[Work required]
Work out how many lines of the records hold the string "name", and reply with that number alone.

*** Provided entries Section Begins ***

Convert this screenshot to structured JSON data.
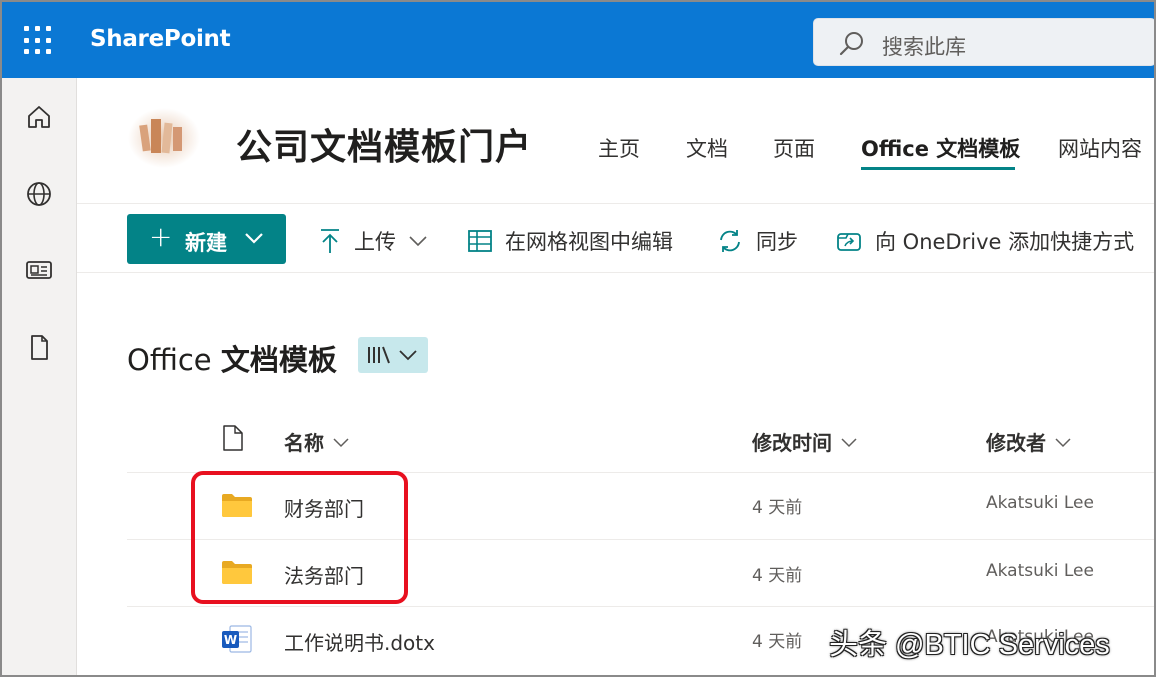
{
  "app": {
    "brand": "SharePoint",
    "search_placeholder": "搜索此库",
    "accent": "#038387",
    "topbar_color": "#0b78d4"
  },
  "rail": {
    "items": [
      {
        "name": "home",
        "icon": "home-icon"
      },
      {
        "name": "sites",
        "icon": "globe-icon"
      },
      {
        "name": "news",
        "icon": "news-icon"
      },
      {
        "name": "files",
        "icon": "document-icon"
      }
    ]
  },
  "site": {
    "title": "公司文档模板门户",
    "nav": [
      {
        "label": "主页"
      },
      {
        "label": "文档"
      },
      {
        "label": "页面"
      },
      {
        "label": "Office 文档模板",
        "active": true
      },
      {
        "label": "网站内容"
      }
    ]
  },
  "commands": {
    "new_label": "新建",
    "upload_label": "上传",
    "grid_edit_label": "在网格视图中编辑",
    "sync_label": "同步",
    "shortcut_label": "向 OneDrive 添加快捷方式"
  },
  "library": {
    "title_prefix": "Office",
    "title_main": "文档模板",
    "view_icon": "library-view-icon"
  },
  "list": {
    "columns": {
      "name": "名称",
      "modified": "修改时间",
      "modified_by": "修改者"
    },
    "rows": [
      {
        "type": "folder",
        "name": "财务部门",
        "modified": "4 天前",
        "modified_by": "Akatsuki Lee"
      },
      {
        "type": "folder",
        "name": "法务部门",
        "modified": "4 天前",
        "modified_by": "Akatsuki Lee"
      },
      {
        "type": "word-template",
        "name": "工作说明书.dotx",
        "modified": "4 天前",
        "modified_by": "Akatsuki Lee"
      }
    ]
  },
  "watermark": "头条 @BTIC Services"
}
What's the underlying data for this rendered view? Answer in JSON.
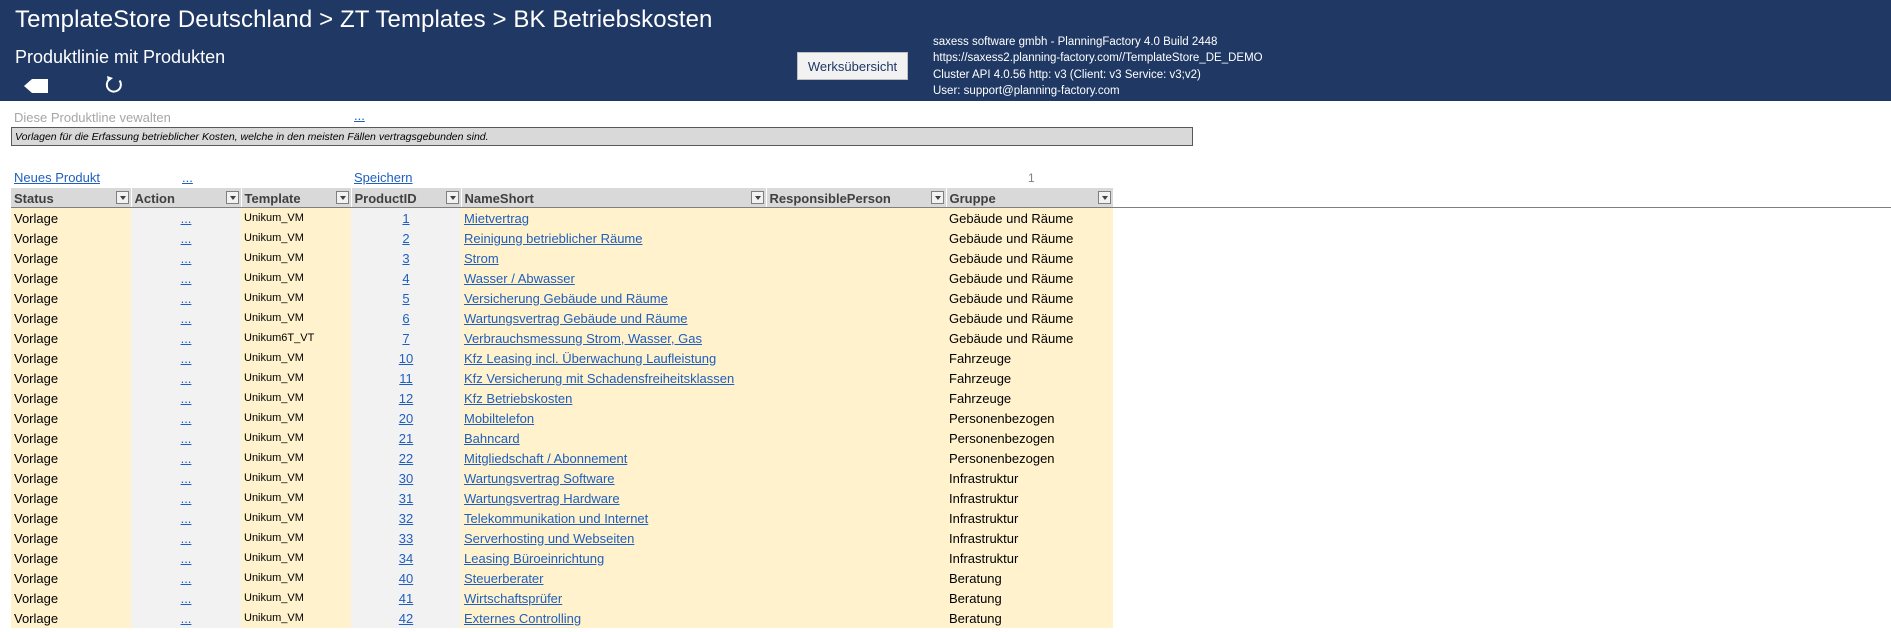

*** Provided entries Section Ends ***

[Answer to this exercise]
8